> [Dataset]:
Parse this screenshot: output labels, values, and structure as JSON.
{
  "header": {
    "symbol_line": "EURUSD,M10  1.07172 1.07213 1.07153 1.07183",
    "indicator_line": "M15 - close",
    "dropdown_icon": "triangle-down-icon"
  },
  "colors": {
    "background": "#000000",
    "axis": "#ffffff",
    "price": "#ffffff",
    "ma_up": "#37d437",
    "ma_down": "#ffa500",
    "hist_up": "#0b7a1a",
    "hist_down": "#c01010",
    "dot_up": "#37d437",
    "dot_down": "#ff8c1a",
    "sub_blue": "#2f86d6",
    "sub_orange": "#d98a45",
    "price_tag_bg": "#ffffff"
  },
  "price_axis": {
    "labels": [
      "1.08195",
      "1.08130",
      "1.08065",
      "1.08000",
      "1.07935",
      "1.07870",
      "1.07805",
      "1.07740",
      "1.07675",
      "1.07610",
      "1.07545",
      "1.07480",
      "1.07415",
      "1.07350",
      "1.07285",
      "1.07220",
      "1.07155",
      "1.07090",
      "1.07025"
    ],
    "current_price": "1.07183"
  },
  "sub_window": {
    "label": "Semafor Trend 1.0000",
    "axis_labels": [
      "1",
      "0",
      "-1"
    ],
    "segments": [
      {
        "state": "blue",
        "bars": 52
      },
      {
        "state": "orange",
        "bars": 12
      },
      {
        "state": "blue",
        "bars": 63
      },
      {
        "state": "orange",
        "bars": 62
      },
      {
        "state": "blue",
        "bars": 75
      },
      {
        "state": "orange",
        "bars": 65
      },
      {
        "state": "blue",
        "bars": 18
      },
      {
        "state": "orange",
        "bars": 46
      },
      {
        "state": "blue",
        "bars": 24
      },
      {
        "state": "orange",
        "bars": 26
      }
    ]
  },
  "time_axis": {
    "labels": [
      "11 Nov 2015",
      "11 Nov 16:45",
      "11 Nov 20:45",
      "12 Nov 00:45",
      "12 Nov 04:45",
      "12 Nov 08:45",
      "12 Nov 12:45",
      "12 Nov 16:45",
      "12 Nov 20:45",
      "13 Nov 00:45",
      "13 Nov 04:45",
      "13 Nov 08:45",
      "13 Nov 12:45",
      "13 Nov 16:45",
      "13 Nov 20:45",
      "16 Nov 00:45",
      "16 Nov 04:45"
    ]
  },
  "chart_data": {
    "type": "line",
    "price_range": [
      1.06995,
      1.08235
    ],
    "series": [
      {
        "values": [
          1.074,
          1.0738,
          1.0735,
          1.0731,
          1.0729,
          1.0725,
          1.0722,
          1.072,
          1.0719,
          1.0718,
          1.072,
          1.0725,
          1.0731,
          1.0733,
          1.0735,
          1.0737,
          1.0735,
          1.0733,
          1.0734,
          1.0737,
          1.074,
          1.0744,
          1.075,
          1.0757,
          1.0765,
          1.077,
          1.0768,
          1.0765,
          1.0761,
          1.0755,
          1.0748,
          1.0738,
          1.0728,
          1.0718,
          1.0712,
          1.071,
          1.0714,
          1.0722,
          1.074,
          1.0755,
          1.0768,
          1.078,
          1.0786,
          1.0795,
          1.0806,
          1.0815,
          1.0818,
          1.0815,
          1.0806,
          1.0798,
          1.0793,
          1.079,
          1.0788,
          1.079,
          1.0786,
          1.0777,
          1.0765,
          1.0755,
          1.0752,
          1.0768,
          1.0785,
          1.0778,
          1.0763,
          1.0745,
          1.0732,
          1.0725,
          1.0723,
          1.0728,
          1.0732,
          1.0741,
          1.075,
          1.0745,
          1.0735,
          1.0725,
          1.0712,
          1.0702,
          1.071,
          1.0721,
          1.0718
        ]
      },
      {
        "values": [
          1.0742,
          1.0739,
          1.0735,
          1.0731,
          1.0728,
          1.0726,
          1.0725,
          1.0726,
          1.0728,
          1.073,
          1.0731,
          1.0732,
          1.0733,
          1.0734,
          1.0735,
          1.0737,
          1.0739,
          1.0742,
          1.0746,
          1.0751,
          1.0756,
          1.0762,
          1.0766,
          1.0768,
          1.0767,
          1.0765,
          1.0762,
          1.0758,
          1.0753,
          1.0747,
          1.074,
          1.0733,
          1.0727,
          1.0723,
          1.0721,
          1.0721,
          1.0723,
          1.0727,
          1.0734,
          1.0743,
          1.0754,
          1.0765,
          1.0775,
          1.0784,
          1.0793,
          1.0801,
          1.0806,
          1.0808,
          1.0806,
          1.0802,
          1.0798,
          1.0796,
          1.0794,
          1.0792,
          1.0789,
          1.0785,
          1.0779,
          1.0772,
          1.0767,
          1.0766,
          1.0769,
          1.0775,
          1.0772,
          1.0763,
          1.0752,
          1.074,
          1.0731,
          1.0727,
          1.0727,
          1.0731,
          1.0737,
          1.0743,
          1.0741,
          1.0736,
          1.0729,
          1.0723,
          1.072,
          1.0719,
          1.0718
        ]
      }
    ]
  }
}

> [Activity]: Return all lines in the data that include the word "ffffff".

> [Answer section]:
    "axis": "#ffffff",
    "price": "#ffffff",
    "price_tag_bg": "#ffffff"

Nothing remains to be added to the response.